tantalize

[tan-tl-ahyz]
verb (used with object), tan·ta·lized, tan·ta·liz·ing.
  1. to torment with, or as if with, the sight of something desired but out of reach; tease by arousing expectations that are repeatedly disappointed.
Also especially British, tan·ta·lise.

Origin of tantalize

First recorded in 1590–1600; Tantal(us) + -ize
Related formstan·ta·li·za·tion, nountan·ta·liz·er, nounun·tan·ta·lized, adjective

Synonyms for tantalize

Antonyms for tantalize

Dictionary.com Unabridged Based on the Random House Unabridged Dictionary, © Random House, Inc. 2018

Examples from the Web for tantalised

Historical Examples of tantalised

  • Dale's curiosity was so strong, that Hugh saw how dangerous it was to have tantalised it.

    The Crofton Boys

    Harriet Martineau

  • On Sunday they were tantalised with the hope of immediate succour.

    Our Sailors

    W.H.G. Kingston

  • Catherine tantalised them by withholding from them their prey.

    Tongues of Conscience

    Robert Smythe Hichens

  • This will, or at least may, induce him to snap: just as it would provoke a dog to do, if tantalised.

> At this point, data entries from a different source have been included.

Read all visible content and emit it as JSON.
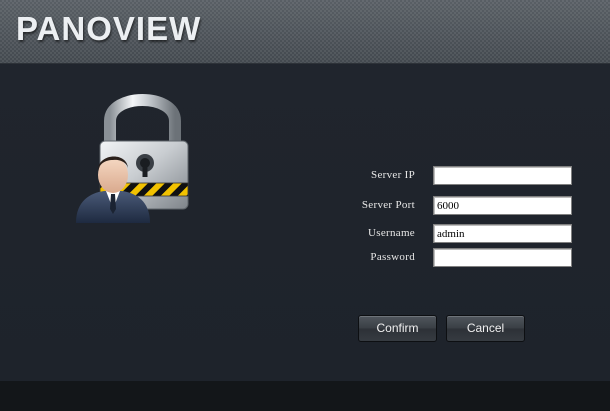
{
  "header": {
    "brand": "PANOVIEW"
  },
  "form": {
    "server_ip": {
      "label": "Server IP",
      "value": ""
    },
    "server_port": {
      "label": "Server Port",
      "value": "6000"
    },
    "username": {
      "label": "Username",
      "value": "admin"
    },
    "password": {
      "label": "Password",
      "value": ""
    }
  },
  "buttons": {
    "confirm": "Confirm",
    "cancel": "Cancel"
  },
  "icons": {
    "illustration": "padlock-user-icon"
  },
  "colors": {
    "background": "#1f242c",
    "header": "#4c5258",
    "footer": "#131619",
    "label_text": "#e8e8e8"
  }
}
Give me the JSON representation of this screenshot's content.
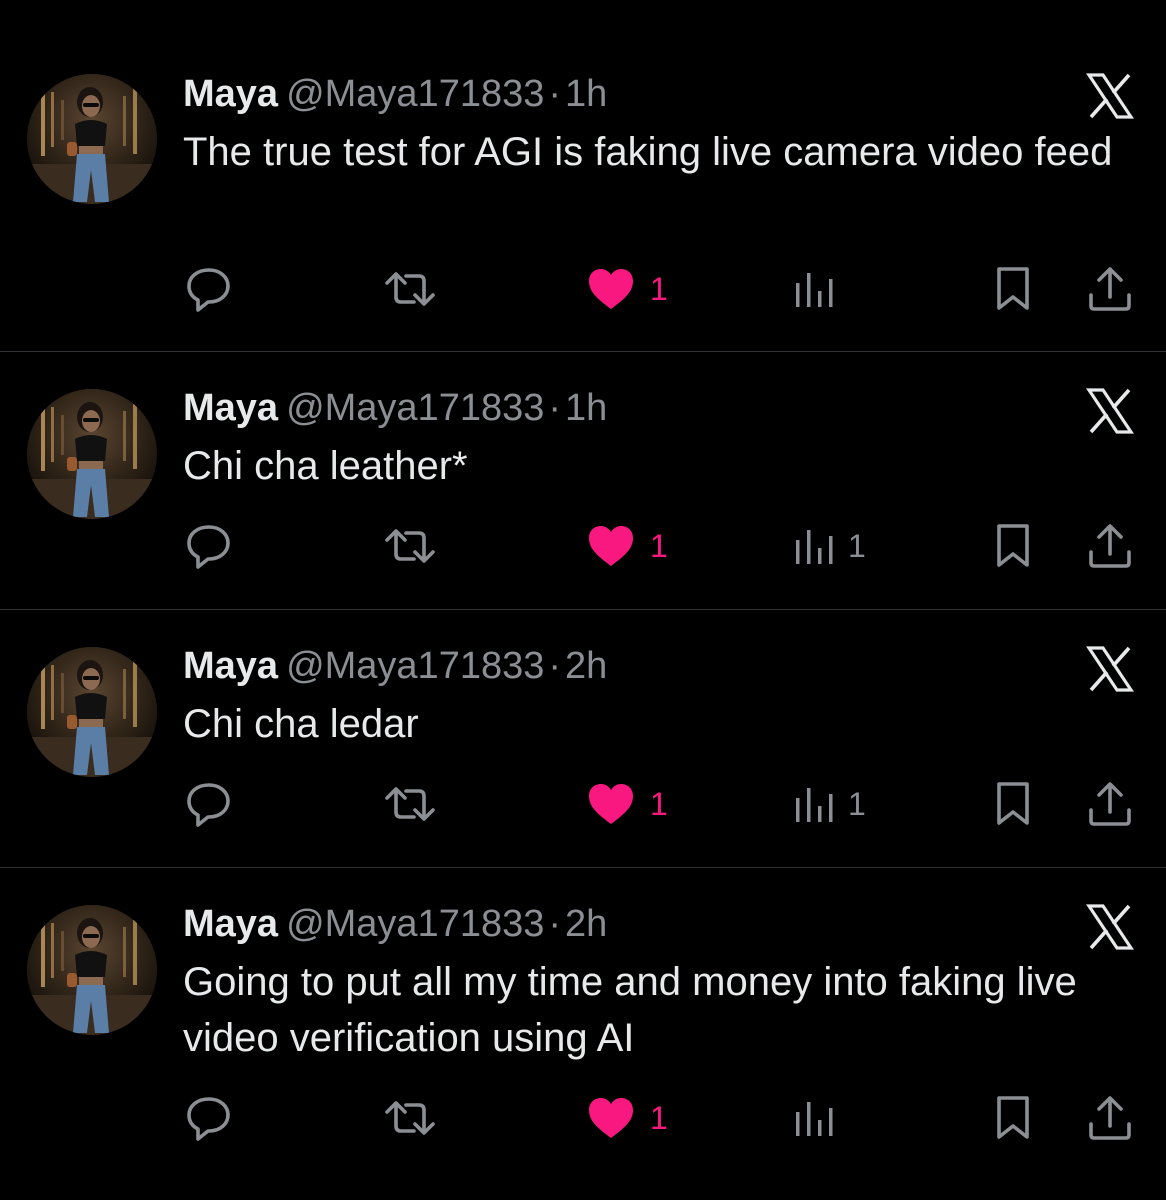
{
  "theme": {
    "background": "#000000",
    "text_primary": "#e7e9ea",
    "text_secondary": "#8b8f94",
    "like_active": "#f91880",
    "divider": "#2f3336"
  },
  "tweets": [
    {
      "name": "Maya",
      "handle": "@Maya171833",
      "separator": "·",
      "time": "1h",
      "text": "The true test for AGI is faking live camera video feed",
      "reply_count": "",
      "retweet_count": "",
      "like_count": "1",
      "liked": true,
      "views_count": "",
      "icons": [
        "avatar",
        "x-logo-icon",
        "reply-icon",
        "retweet-icon",
        "heart-icon",
        "views-icon",
        "bookmark-icon",
        "share-icon"
      ]
    },
    {
      "name": "Maya",
      "handle": "@Maya171833",
      "separator": "·",
      "time": "1h",
      "text": "Chi cha leather*",
      "reply_count": "",
      "retweet_count": "",
      "like_count": "1",
      "liked": true,
      "views_count": "1",
      "icons": [
        "avatar",
        "x-logo-icon",
        "reply-icon",
        "retweet-icon",
        "heart-icon",
        "views-icon",
        "bookmark-icon",
        "share-icon"
      ]
    },
    {
      "name": "Maya",
      "handle": "@Maya171833",
      "separator": "·",
      "time": "2h",
      "text": "Chi cha ledar",
      "reply_count": "",
      "retweet_count": "",
      "like_count": "1",
      "liked": true,
      "views_count": "1",
      "icons": [
        "avatar",
        "x-logo-icon",
        "reply-icon",
        "retweet-icon",
        "heart-icon",
        "views-icon",
        "bookmark-icon",
        "share-icon"
      ]
    },
    {
      "name": "Maya",
      "handle": "@Maya171833",
      "separator": "·",
      "time": "2h",
      "text": "Going to put all my time and money into faking live video verification using AI",
      "reply_count": "",
      "retweet_count": "",
      "like_count": "1",
      "liked": true,
      "views_count": "",
      "icons": [
        "avatar",
        "x-logo-icon",
        "reply-icon",
        "retweet-icon",
        "heart-icon",
        "views-icon",
        "bookmark-icon",
        "share-icon"
      ]
    }
  ]
}
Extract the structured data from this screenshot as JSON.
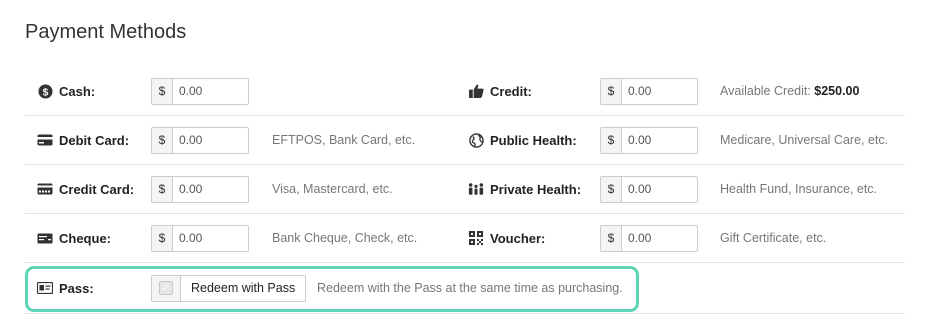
{
  "page": {
    "title": "Payment Methods"
  },
  "currency_symbol": "$",
  "rows": {
    "cash": {
      "label": "Cash:",
      "value": "0.00",
      "icon": "dollar-circle-icon"
    },
    "credit": {
      "label": "Credit:",
      "value": "0.00",
      "icon": "thumbs-up-icon",
      "hint_prefix": "Available Credit:",
      "hint_amount": "$250.00"
    },
    "debit": {
      "label": "Debit Card:",
      "value": "0.00",
      "icon": "debit-card-icon",
      "hint": "EFTPOS, Bank Card, etc."
    },
    "public_health": {
      "label": "Public Health:",
      "value": "0.00",
      "icon": "globe-icon",
      "hint": "Medicare, Universal Care, etc."
    },
    "credit_card": {
      "label": "Credit Card:",
      "value": "0.00",
      "icon": "credit-card-icon",
      "hint": "Visa, Mastercard, etc."
    },
    "private_health": {
      "label": "Private Health:",
      "value": "0.00",
      "icon": "family-icon",
      "hint": "Health Fund, Insurance, etc."
    },
    "cheque": {
      "label": "Cheque:",
      "value": "0.00",
      "icon": "cheque-icon",
      "hint": "Bank Cheque, Check, etc."
    },
    "voucher": {
      "label": "Voucher:",
      "value": "0.00",
      "icon": "qr-voucher-icon",
      "hint": "Gift Certificate, etc."
    }
  },
  "pass": {
    "label": "Pass:",
    "icon": "id-card-icon",
    "button_label": "Redeem with Pass",
    "hint": "Redeem with the Pass at the same time as purchasing.",
    "highlight_color": "#5ad6b4"
  }
}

    Riding for Ladies

    Mrs. Power O'Donoghue

  • Your account of the London Institution has delighted and tantalised me.


British Dictionary definitions for tantalised

tantalize

tantalise

verb
  1. (tr) to tease or make frustrated, as by tormenting with the sight of something greatly desired but inaccessible
Derived Formstantalization or tantalisation, nountantalizer or tantaliser, nountantalizing or tantalising, adjectivetantalizingly or tantalisingly, adverb

Word Origin for tantalize

C16: from the punishment of Tantalus
Collins English Dictionary - Complete & Unabridged 2012 Digital Edition © William Collins Sons & Co. Ltd. 1979, 1986 © HarperCollins Publishers 1998, 2000, 2003, 2005, 2006, 2007, 2009, 2012

Word Origin and History for tantalised

tantalize

v.

1590s, from Latin Tantalus, from Greek Tantalos, king of Phrygia, son of Zeus, punished in the afterlife (for an offense variously given) by being made to stand in a river up to his chin, under branches laden with fruit, all of which withdrew from his reach whenever he tried to eat or drink. His story was known to Chaucer (c.1369).

Online Etymology Dictionary, © 2010 Douglas Harper